Tag Archives: home entertainment

The iCloud and the connected home?

iCloud I’ve been asked about the ‘Connected Home’ more often recently, by a number of different people. What options are there? Should I buy something?

My answer has been fairly consistent; we’re not there yet. Whatever you mean by ‘connected home’, it isn’t a mass market reality.

The disambiguation is necessary because people mean different things by it – either home automation or networked home entertainment systems – and in neither case are there simple, mass-market products or services for people to buy. By home automation, I mean the automation of household services and devices – for example, automatic, centrally controlled electrics and climate control, curtains that close when you clap, smart metering, Internet fridges and beyond. On the media/entertainment front – I mean streaming music and video to any screen or audio device, surround sound, etc.

On the home automation front, the reason things haven’t progressed is because it’s an expensive, niche market which hasn’t validated the investment to make popular. Everyone’s home is too different and too many mechanical bits and pieces would need to fit in place to make it useful. Standardisation – of things like low-power, short range wireless systems like Zigbee and beyond – has helped with automation of some household services (e.g. smart metering), but even those are a way away. And you’ll be hard pressed to standardise light switches, curtain rails, etc. – all the other bits and pieces which might want to be automated. It’s also largely unnecessary, lazy-making tech, IMHO, with the exception of things like smart electricity stuff which plays a broader role in managing energy usage and isn’t just a technology of convenience.

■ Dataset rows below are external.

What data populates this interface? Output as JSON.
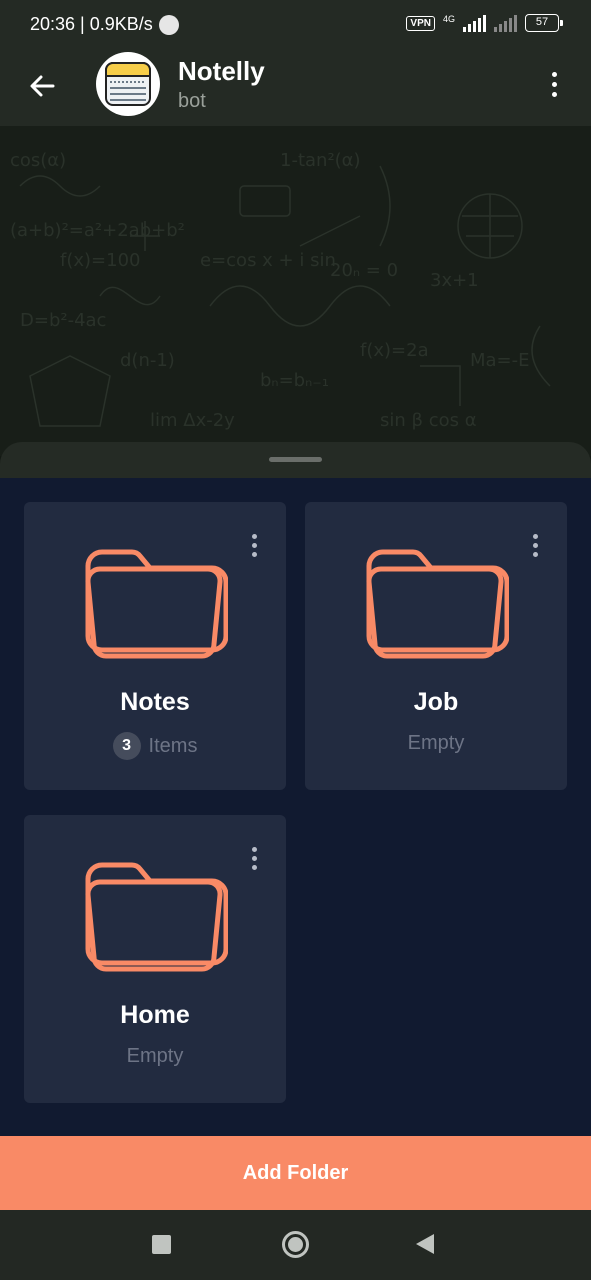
{
  "status_bar": {
    "time_speed": "20:36 | 0.9KB/s",
    "vpn": "VPN",
    "network": "4G",
    "battery": "57"
  },
  "header": {
    "title": "Notelly",
    "subtitle": "bot"
  },
  "folders": [
    {
      "name": "Notes",
      "count": "3",
      "status": "Items"
    },
    {
      "name": "Job",
      "status": "Empty"
    },
    {
      "name": "Home",
      "status": "Empty"
    }
  ],
  "add_button_label": "Add Folder",
  "colors": {
    "accent": "#f98a66",
    "sheet_bg": "#111a30",
    "card_bg": "#222b40",
    "header_bg": "#242a24"
  }
}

The reason in the home entertainment space is not dissimilar. There’s too much choice! People have hifis, TVs, iPod docks, PCs, PVRs and more; it’s a rare household that has them all from the same manufacturer and getting them to play nicely with each other – even in a uniform environment – can be an act of such astonishing Macgyvery that even those of us with the propensity and the skills prefer to opt for workarounds rather than actually blu-tak an integrated system together.

In addition, for media streaming to work within a home you need two things – fast, consistently reliable wifi (a dream for most people I know) AND a machine to act as a server – which you leave on all the time. Now, it’s well established that the majority of PCs sold are laptops. And it’s true (if less well established) that PCs left on all the time degrade faster (not to mention waste power the vast majority of the time). Wake-on-LAN – the technology by which these machines turn them selves on when triggered by network activity – has been available for some time, but is another configure-challenge. So I suspect – even in a world where you could buy a NAS or Windows Home Server to suit the purpose – that it will remain a distant dream.

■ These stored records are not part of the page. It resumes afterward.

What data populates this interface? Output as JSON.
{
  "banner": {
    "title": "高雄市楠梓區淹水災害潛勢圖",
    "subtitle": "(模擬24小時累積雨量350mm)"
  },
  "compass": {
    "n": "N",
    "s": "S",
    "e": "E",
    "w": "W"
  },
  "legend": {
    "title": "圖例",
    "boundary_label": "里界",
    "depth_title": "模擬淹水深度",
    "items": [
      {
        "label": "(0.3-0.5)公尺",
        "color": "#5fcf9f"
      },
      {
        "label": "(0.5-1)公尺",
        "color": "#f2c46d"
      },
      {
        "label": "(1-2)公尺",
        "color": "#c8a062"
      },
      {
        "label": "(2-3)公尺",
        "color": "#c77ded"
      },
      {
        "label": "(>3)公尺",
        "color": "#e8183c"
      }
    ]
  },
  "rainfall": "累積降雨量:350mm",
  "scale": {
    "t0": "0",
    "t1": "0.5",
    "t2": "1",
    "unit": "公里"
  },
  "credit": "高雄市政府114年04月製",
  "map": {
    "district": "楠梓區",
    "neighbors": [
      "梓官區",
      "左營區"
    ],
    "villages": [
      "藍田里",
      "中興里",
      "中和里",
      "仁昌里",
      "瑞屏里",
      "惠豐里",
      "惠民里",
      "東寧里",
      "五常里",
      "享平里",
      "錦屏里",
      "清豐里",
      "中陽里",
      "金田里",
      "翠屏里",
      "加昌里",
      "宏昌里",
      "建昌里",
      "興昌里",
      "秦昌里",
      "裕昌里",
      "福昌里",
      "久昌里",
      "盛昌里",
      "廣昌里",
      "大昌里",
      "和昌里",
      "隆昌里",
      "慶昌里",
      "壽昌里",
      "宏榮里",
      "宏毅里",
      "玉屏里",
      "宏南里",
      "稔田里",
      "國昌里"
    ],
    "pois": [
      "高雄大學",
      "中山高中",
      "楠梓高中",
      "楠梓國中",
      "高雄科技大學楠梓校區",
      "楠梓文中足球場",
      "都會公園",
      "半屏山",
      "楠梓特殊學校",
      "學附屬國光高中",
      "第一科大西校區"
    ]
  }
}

Enter the iCloud. Apple’s world of slick hardware and software uniformity already makes its Airplay / iTunes media sharing features easier to configure than most ‘open’ systems. Not as easy as Spotify, sure, but complete with a massive user base, video as well as music, and a global audience. iCloud, putting all those shared music files into – what is to begin with a music locker but you can be sure in time will become a full-on-demand, real-time streaming cloud repository – paves the way for it to act as the cloud-based media server. So in the same was as AppleTV streams films for you, iPods, Macs and other iTunes enabled devices will be able to bring your media to any room at any time.

It’s frightening that Apple’s going to win here as well, but I don’t know if anyone else has the clout or vision to make this happen. Most people are too tied to commercial realities – that of a mixed market – but with Apple’s enormous margins, ridiculous profitability and ‘trojan horse’ appliances making their way into every room in the house, it seems an inevitability that they’ll win through in this market as it evolves. After all, an accidental connected home is still connected…